Most of the audience members seated in the Ukrainian Federation on Sept. 17 were well aware that the upcoming performance would mark an important tour date for Phil Elverum. The musician, who records under the moniker Mount Eerie, would have arrived at the venue with ambivalent anticipation. On July 9 2016, Elverum’s wife, Geneviève Castrée, a cartoonist and musician from Montreal, died from a sudden onset of pancreatic cancer. In the following days, Elverum recorded an immensely powerful album in his dead wife’s room using her instruments. A Crow Looked At Me, released this past March, is less of a poetically packaged expression of grief and death, than it is an uber-personal and raw depiction of the pain and anguish experienced by Elverum following the death of his wife.
The skeletal instrumentation running throughout the album provides an unrestricted setting for Elverum’s deeply confessional crooning. To some, it might not even sound like music, but it’s not trying to. There are no catchy melodies, no folksy guitar riffs, and very few actual choruses. This simplicity is where the album gains its exceptional sense of urgency and raw emotional fervor.
From the moment Elverum took the stage, the room seemed to get smaller and more intimate with each song. The performance was unrelenting in its emotional punches—with every little detail of Castrée's death and Elverum’s grief, the punches hit harder. Elverum began with “Distortion,” a non-album song that he had performed at earlier concerts, followed by the album opener, “Real Death.”

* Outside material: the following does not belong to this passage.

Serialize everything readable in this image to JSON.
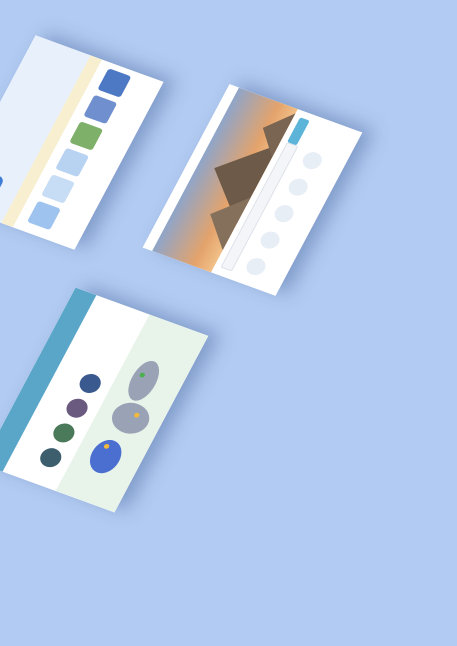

“Death is real, someone’s there and then they’re not.”
From the very first words of the song, the harsh reality of Elverum’s experience transcended the stage and washed over the audience. This was followed up by “Seaweed,” a song that served to remind the audience how close to his wife’s death Elverum actually started recording. The last few songs he performed were all new songs, not part of the album. One that stood out was about the absurdity of being alive after experiencing the death of a loved one. This one felt different from the beginning; the guitar entered with toe-tapping chords and an oddly cheerful timbre. Elverum recalls a specific experience shortly after, when he was invited to play at an outdoor festival for a “bunch of young people on drugs,” with Skrillex heard blasting at the other side of the festival, and where he shared his experiences in song writing with Father John Misty while munching on baskets of fruit. This whole verse elicited chuckles from the audience, providing a much needed respite from the mournful nature of the rest of the performance. More than anything, this particular track felt like an artist wrestling with the sheer absurdity of their own existence and a very matter-of-fact interpretation of the world around him—void of any poetic internalization for the sake of song.
Before ending the night with a final non-album track, “Tintin in Tibet,” in which Elverum recalls memories of reading Tintin comics aloud in Haida Gwaii with his late wife—he thanked the audience for coming and stated that this would probably be the last time he would perform these set of songs in Montreal.
“I sing to you, Geneviève / I sing to you / You don’t exist / I sing to you, though.”
These words, perhaps, were a fitting conclusion and assessment of what the album’s core message is. As Elverum leaves the stage to a standing ovation, an aura of release looms over the auditorium; if grief truly is love’s unwillingness to let go, then A Crow Looked At Me exhibits the remorseless tenacity through which it acts.